Nineteen years on, the memories of Ground Zero's heroic first-responders live on for New Yorkers.
It still feels like September 11, 2001, just happened. How could I forget? Every morning on my way to and from work I still pass the Franciscan friary on West 31st Street where victim No 1, the revered Father Mychal Judge, chaplain to the fire department, hurriedly changed from his Franciscan robe into his Fire Department chaplain’s uniform and rushed to help his beloved firefighters.
He was killed in the first collapse. A French camera crew caught the moment seconds before he died, as he prayed fervently for the men around him trying to save lives. He actually died of a heart attack, it was later determined, and became the symbolic first victim of the inferno that day.
He was a true man of God, a great friend to Officer Steven MacDonald and his son Conor and wife Patty after Steve was paralyzed from the neck down by a bullet while chasing down a criminal in Central Park.
That's how I mostly knew Mychal – showing up with the MacDonald family, making sure Steve met all the dignitaries at our events from President Clinton on down. He was impossible not to like.
There are banners across the road at the fire station opposite the friary, all of them remembering the fallen firemen. There is a new generation of firemen there now, looking impossibly young to me, but the bravery and camaraderie are evident even from afar. This is a close-knit community.
Then there were the people I knew personally through our magazine Irish America.
"9/11’s first recorded victim was Father Mychal Judge, OFM, a Catholic priest who also served as a chaplain to the FDNY. He came that morning so that others may have Eternal Life." Read the latest "Messages of Hope" from Fr. Fulton here:https://t.co/1LKHvkmVbd pic.twitter.com/Q4zN7Owlrx— Catholic Social Services of Southern Nebraska (@CSSHopeGoodLife) September 10, 2021
Every year we celebrate the best of the Irish on Wall Street. On July 11, 2001, we selected the Word Trade Center's Windows on the World as our location.
I remember a friendly Irish employee taking me up on the roof that night and gazing out at one of the most spectacular views in America – Manhattan in all its glory, the Bronx, Queens, Brooklyn and the New Jersey coastline.
At our party, that night, were honorees from Keefe, Bruyette & Woods, Chairman & CEO Joe Berry, and Executive Vice-President Joseph Lenihan who both died on 9/11. Another victim from the same firm, Chris Duffy, was the son of beloved Wall Street 50 honoree John Duffy.
At the top of Tower One, the breathtaking view from Windows on the World was the ideal setting to toast the many achievements of the Irish and their descendants in the U.S. Little did we know the disaster that awaited some of us standing on that very spot a few months later.
I think too of Corkman Ron Clifford who made it out of the burning building only to learn that his beloved sister and niece were in one of the planes that crashed. What a cruel fate.
Nothing good has ever emerged from the tragedy.

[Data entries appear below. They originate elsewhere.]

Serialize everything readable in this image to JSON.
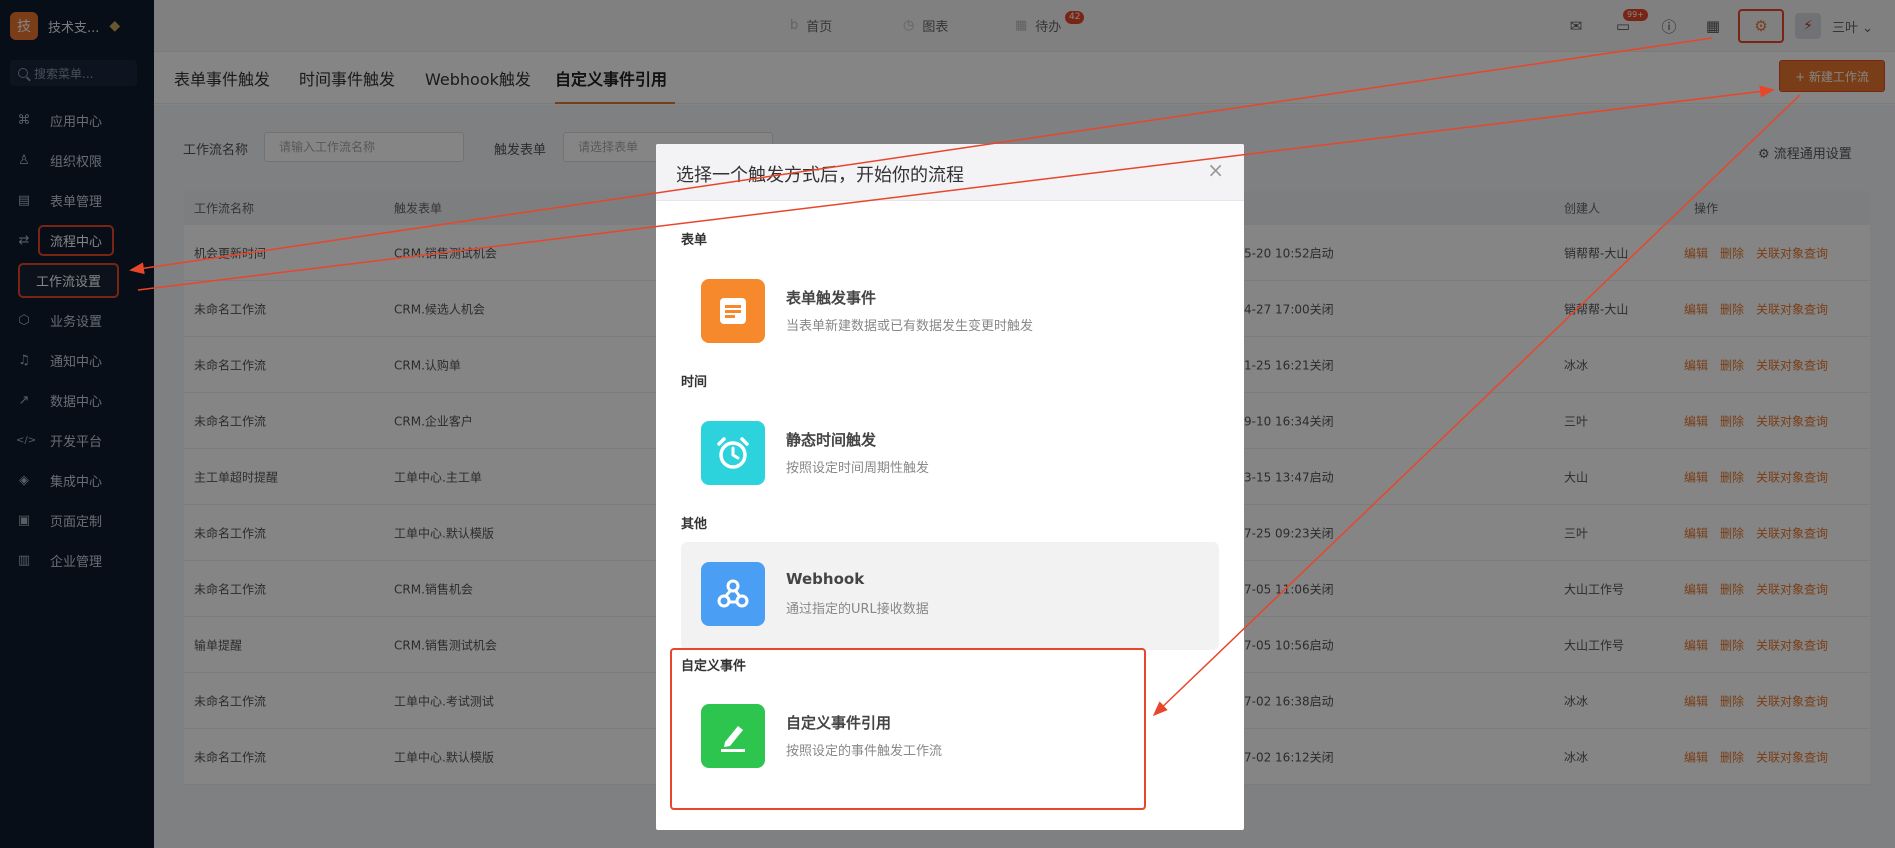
{
  "sidebar": {
    "logo_char": "技",
    "brand": "技术支...",
    "search_placeholder": "搜索菜单...",
    "items": [
      {
        "label": "应用中心",
        "icon": "⌘"
      },
      {
        "label": "组织权限",
        "icon": "♙"
      },
      {
        "label": "表单管理",
        "icon": "▤"
      },
      {
        "label": "流程中心",
        "icon": "⇄"
      },
      {
        "label": "工作流设置",
        "icon": ""
      },
      {
        "label": "业务设置",
        "icon": "⬡"
      },
      {
        "label": "通知中心",
        "icon": "♫"
      },
      {
        "label": "数据中心",
        "icon": "↗"
      },
      {
        "label": "开发平台",
        "icon": "</>"
      },
      {
        "label": "集成中心",
        "icon": "◈"
      },
      {
        "label": "页面定制",
        "icon": "▣"
      },
      {
        "label": "企业管理",
        "icon": "▥"
      }
    ]
  },
  "topbar": {
    "tabs": [
      {
        "label": "首页",
        "icon": "b"
      },
      {
        "label": "图表",
        "icon": "◷"
      },
      {
        "label": "待办",
        "icon": "▦",
        "badge": "42"
      }
    ],
    "chat_badge": "99+",
    "user": "三叶"
  },
  "content_tabs": [
    "表单事件触发",
    "时间事件触发",
    "Webhook触发",
    "自定义事件引用"
  ],
  "new_button": "+ 新建工作流",
  "filters": {
    "name_label": "工作流名称",
    "name_placeholder": "请输入工作流名称",
    "form_label": "触发表单",
    "form_placeholder": "请选择表单"
  },
  "settings_link": "⚙ 流程通用设置",
  "table": {
    "headers": [
      "工作流名称",
      "触发表单",
      "创建人",
      "操作"
    ],
    "rows": [
      {
        "name": "机会更新时间",
        "form": "CRM.销售测试机会",
        "status": "5-20 10:52启动",
        "creator": "销帮帮-大山"
      },
      {
        "name": "未命名工作流",
        "form": "CRM.候选人机会",
        "status": "4-27 17:00关闭",
        "creator": "销帮帮-大山"
      },
      {
        "name": "未命名工作流",
        "form": "CRM.认购单",
        "status": "1-25 16:21关闭",
        "creator": "冰冰"
      },
      {
        "name": "未命名工作流",
        "form": "CRM.企业客户",
        "status": "9-10 16:34关闭",
        "creator": "三叶"
      },
      {
        "name": "主工单超时提醒",
        "form": "工单中心.主工单",
        "status": "3-15 13:47启动",
        "creator": "大山"
      },
      {
        "name": "未命名工作流",
        "form": "工单中心.默认模版",
        "status": "7-25 09:23关闭",
        "creator": "三叶"
      },
      {
        "name": "未命名工作流",
        "form": "CRM.销售机会",
        "status": "7-05 11:06关闭",
        "creator": "大山工作号"
      },
      {
        "name": "输单提醒",
        "form": "CRM.销售测试机会",
        "status": "7-05 10:56启动",
        "creator": "大山工作号"
      },
      {
        "name": "未命名工作流",
        "form": "工单中心.考试测试",
        "status": "7-02 16:38启动",
        "creator": "冰冰"
      },
      {
        "name": "未命名工作流",
        "form": "工单中心.默认模版",
        "status": "7-02 16:12关闭",
        "creator": "冰冰"
      }
    ],
    "ops": [
      "编辑",
      "删除",
      "关联对象查询"
    ]
  },
  "modal": {
    "title": "选择一个触发方式后，开始你的流程",
    "sections": [
      {
        "heading": "表单",
        "option_title": "表单触发事件",
        "option_desc": "当表单新建数据或已有数据发生变更时触发",
        "color": "#f5892b",
        "icon": "form-icon"
      },
      {
        "heading": "时间",
        "option_title": "静态时间触发",
        "option_desc": "按照设定时间周期性触发",
        "color": "#2cd2dc",
        "icon": "alarm-clock-icon"
      },
      {
        "heading": "其他",
        "option_title": "Webhook",
        "option_desc": "通过指定的URL接收数据",
        "color": "#4a9ff5",
        "icon": "webhook-icon"
      },
      {
        "heading": "自定义事件",
        "option_title": "自定义事件引用",
        "option_desc": "按照设定的事件触发工作流",
        "color": "#2dc54e",
        "icon": "pen-icon"
      }
    ]
  },
  "colors": {
    "accent": "#e8772e",
    "annotation": "#e8462a",
    "sidebar": "#0f1b2d"
  }
}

The crisis in Syria today is a byproduct; ISIS is a direct result of it. The world changed for the worst that long ago day and we have all been deeply impacted by it.
What we can hang on to is the heroism of cops, firefighters, ordinary people that day. There is hope while such heroism exists.
* Originally published in 2010.